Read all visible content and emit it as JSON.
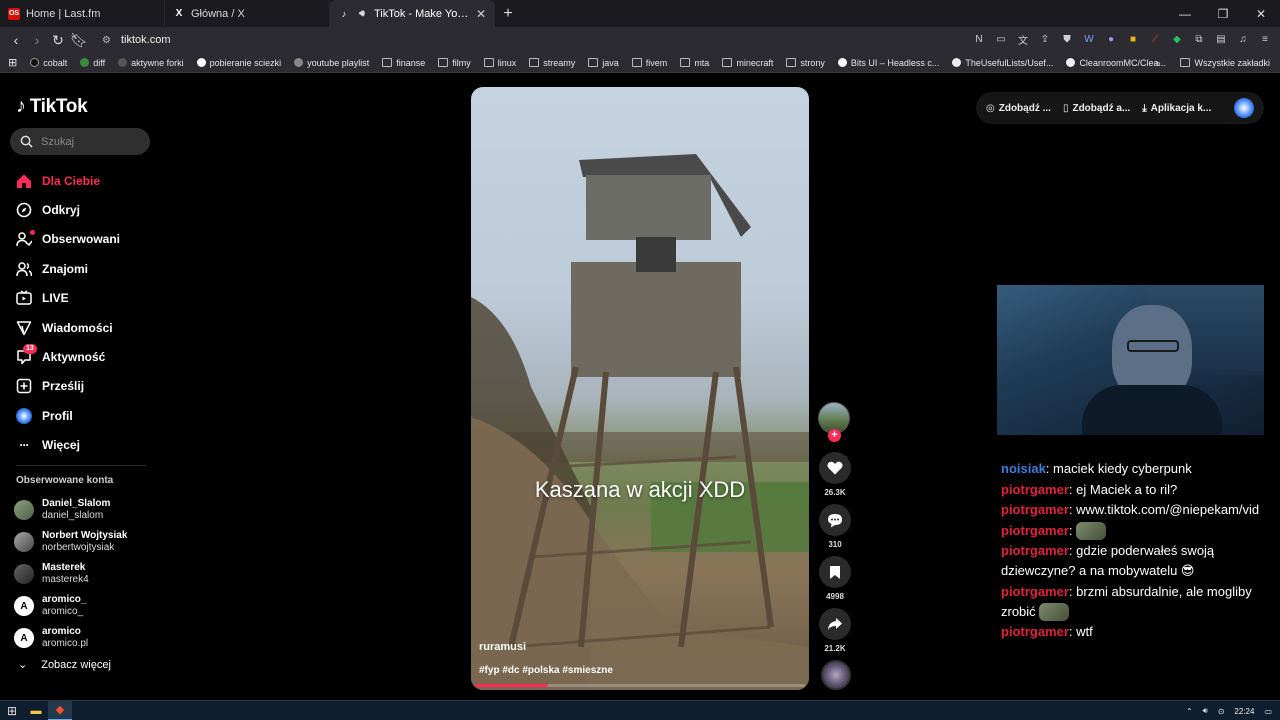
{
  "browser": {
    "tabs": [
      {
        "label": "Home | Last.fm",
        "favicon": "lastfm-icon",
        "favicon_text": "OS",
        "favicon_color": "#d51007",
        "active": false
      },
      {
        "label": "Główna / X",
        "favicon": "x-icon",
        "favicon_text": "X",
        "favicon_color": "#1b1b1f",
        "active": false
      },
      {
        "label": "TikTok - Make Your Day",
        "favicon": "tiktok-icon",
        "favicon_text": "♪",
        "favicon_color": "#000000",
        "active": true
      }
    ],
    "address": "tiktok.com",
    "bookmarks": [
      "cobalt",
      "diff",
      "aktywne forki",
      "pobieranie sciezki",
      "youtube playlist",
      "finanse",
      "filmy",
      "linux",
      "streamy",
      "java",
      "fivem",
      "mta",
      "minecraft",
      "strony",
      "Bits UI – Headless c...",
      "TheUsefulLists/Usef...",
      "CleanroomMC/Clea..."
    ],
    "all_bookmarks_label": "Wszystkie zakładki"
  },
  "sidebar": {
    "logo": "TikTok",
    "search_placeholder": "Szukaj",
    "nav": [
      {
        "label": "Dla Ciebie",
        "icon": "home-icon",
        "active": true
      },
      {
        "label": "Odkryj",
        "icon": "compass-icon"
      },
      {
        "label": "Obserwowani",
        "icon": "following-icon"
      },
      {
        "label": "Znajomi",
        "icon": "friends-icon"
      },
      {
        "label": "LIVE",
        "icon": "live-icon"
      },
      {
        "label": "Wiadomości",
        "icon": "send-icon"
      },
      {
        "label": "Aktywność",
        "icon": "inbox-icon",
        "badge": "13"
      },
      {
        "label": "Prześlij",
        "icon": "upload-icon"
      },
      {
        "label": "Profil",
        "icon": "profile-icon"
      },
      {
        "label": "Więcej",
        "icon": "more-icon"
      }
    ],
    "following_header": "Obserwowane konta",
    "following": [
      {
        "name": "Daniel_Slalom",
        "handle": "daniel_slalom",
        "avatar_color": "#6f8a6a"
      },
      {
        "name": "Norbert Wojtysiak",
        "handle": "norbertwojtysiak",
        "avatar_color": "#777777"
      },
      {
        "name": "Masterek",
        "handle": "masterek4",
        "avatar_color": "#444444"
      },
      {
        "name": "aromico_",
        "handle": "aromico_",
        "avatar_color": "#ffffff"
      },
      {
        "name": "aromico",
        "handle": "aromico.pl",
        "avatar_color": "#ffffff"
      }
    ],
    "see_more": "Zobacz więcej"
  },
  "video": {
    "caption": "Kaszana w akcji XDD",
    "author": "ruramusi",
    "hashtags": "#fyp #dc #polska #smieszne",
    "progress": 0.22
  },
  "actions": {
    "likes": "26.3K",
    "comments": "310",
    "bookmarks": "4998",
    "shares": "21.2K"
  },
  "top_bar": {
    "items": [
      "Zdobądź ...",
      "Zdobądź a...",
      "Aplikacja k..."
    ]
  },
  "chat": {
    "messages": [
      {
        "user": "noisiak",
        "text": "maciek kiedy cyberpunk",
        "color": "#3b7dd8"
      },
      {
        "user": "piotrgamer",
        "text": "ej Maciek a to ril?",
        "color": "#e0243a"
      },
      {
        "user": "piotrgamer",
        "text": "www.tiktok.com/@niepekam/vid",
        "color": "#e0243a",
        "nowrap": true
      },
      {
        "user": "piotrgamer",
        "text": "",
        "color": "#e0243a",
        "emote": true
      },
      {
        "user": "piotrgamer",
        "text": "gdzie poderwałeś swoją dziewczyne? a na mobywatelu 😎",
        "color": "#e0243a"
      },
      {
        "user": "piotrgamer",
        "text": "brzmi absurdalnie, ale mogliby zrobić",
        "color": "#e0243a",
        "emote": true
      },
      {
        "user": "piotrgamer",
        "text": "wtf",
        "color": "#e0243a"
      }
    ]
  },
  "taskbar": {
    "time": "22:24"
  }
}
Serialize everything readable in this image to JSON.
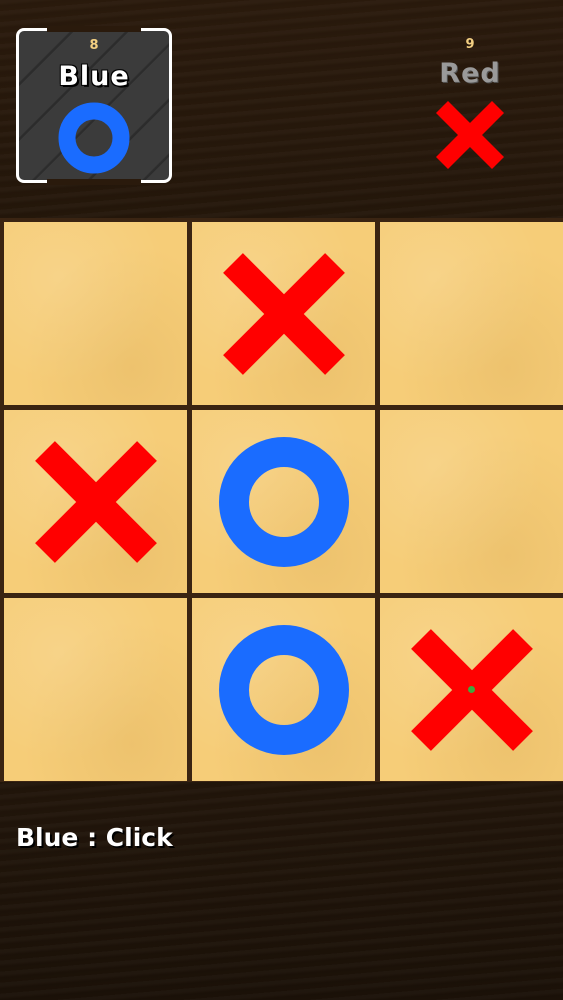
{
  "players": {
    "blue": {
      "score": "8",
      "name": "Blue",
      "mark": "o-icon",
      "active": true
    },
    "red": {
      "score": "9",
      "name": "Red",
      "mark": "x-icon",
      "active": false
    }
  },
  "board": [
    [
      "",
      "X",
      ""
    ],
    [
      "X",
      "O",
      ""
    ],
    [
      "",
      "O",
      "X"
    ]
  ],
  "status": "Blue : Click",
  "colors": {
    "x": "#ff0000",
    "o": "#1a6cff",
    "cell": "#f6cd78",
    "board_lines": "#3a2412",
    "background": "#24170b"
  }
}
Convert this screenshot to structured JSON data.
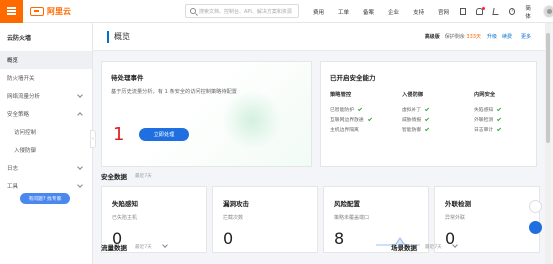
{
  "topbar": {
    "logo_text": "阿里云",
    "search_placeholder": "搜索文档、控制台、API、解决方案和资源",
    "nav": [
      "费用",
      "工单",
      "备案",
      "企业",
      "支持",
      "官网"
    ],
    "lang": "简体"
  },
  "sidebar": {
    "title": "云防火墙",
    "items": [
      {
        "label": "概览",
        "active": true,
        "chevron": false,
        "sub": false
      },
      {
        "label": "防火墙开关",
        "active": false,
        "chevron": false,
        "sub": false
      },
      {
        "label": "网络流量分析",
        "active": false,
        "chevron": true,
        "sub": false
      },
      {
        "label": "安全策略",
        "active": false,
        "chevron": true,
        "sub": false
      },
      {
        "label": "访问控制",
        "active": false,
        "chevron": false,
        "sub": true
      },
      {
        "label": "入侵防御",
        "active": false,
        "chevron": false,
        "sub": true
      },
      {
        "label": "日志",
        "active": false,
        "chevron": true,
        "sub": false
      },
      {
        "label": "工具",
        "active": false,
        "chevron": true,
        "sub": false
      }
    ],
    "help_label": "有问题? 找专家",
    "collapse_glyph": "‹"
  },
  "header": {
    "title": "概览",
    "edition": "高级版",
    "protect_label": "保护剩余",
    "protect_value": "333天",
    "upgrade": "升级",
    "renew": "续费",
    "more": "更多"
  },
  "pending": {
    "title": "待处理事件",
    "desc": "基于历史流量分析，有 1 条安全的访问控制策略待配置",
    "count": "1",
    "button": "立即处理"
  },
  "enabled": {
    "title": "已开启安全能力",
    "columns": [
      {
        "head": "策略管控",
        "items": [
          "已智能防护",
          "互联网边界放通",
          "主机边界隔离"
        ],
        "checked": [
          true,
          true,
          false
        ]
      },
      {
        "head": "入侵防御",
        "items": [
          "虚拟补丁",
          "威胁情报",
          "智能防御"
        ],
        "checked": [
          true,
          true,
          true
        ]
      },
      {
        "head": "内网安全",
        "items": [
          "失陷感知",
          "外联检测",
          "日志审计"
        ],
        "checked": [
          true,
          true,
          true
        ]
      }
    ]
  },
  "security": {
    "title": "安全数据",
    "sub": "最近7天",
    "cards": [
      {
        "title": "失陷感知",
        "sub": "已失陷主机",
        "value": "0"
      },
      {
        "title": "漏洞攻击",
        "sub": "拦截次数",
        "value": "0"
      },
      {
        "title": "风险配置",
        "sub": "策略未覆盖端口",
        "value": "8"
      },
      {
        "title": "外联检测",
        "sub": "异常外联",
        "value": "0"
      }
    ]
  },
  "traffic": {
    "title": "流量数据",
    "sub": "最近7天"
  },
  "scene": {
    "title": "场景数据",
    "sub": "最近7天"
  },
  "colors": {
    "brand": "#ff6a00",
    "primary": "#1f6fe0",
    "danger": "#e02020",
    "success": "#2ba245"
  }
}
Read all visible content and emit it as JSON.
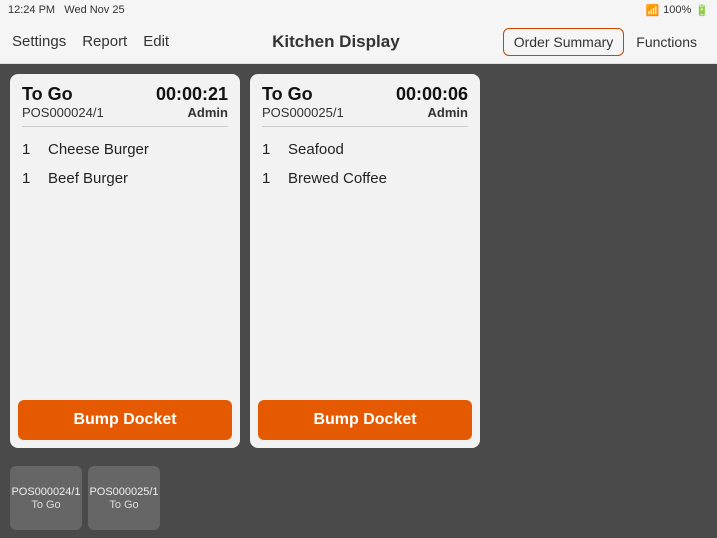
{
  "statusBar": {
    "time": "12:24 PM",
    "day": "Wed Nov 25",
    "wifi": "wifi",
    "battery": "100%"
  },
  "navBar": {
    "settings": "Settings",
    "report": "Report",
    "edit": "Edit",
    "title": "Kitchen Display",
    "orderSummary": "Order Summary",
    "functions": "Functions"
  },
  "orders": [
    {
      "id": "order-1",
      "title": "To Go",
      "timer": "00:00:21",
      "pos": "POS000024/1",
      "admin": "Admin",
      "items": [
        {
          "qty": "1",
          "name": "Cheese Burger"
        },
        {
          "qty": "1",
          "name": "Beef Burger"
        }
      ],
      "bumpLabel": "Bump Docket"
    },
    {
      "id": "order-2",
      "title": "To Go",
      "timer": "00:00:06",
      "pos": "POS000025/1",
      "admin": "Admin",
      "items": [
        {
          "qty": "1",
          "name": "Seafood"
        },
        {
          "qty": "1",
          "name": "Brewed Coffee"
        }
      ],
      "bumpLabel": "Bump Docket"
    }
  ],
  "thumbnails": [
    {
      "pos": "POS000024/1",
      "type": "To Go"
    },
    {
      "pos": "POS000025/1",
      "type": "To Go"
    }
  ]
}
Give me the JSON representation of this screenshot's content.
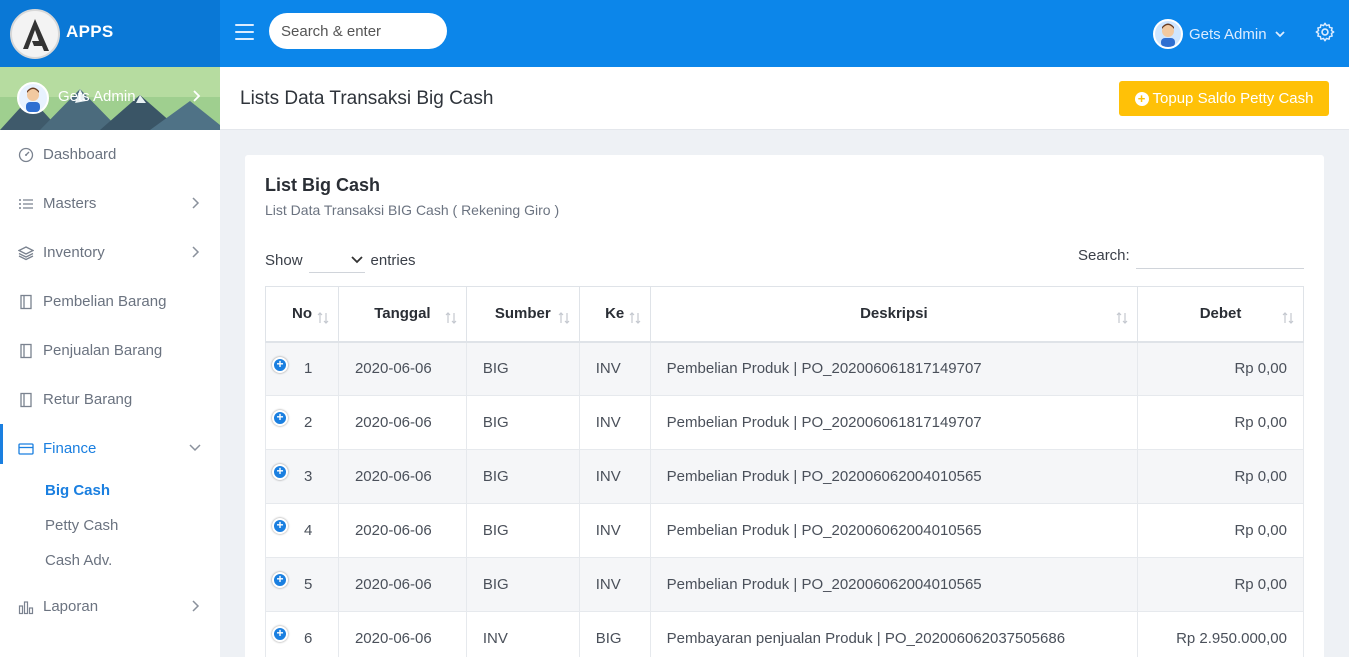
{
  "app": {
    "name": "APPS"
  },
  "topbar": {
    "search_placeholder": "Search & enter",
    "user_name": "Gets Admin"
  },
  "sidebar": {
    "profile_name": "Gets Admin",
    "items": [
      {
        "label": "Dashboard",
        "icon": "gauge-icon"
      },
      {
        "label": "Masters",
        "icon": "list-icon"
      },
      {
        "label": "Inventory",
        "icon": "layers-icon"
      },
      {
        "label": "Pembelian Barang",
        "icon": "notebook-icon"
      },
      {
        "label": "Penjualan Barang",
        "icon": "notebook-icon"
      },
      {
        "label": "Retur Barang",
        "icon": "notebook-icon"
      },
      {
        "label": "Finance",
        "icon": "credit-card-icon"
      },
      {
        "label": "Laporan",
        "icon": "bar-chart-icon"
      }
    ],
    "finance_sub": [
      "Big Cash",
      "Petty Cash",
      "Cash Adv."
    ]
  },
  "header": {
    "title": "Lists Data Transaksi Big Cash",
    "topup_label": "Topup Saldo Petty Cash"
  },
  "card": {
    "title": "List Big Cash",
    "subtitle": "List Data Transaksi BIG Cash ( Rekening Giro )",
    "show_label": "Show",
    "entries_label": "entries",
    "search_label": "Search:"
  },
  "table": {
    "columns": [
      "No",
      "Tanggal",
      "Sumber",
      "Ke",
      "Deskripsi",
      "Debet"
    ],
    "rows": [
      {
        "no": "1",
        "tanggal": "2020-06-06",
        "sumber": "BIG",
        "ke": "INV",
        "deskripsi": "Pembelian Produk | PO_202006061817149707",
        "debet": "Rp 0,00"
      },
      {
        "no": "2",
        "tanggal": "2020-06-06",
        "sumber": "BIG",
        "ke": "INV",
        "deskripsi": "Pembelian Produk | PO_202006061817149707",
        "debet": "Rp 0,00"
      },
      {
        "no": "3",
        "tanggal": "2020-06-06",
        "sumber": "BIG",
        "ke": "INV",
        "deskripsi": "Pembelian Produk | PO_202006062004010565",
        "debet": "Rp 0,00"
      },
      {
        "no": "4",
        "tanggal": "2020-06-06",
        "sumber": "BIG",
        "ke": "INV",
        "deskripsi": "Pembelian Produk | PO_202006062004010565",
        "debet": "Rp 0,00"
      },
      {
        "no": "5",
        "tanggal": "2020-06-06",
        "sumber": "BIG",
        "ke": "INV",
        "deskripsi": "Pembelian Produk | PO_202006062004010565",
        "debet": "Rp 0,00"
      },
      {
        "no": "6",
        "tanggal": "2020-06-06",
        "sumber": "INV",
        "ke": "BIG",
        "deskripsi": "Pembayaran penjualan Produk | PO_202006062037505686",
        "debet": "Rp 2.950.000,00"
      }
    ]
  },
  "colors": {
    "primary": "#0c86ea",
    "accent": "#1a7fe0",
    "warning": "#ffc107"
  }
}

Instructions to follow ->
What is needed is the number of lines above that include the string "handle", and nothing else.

Finished task ->
5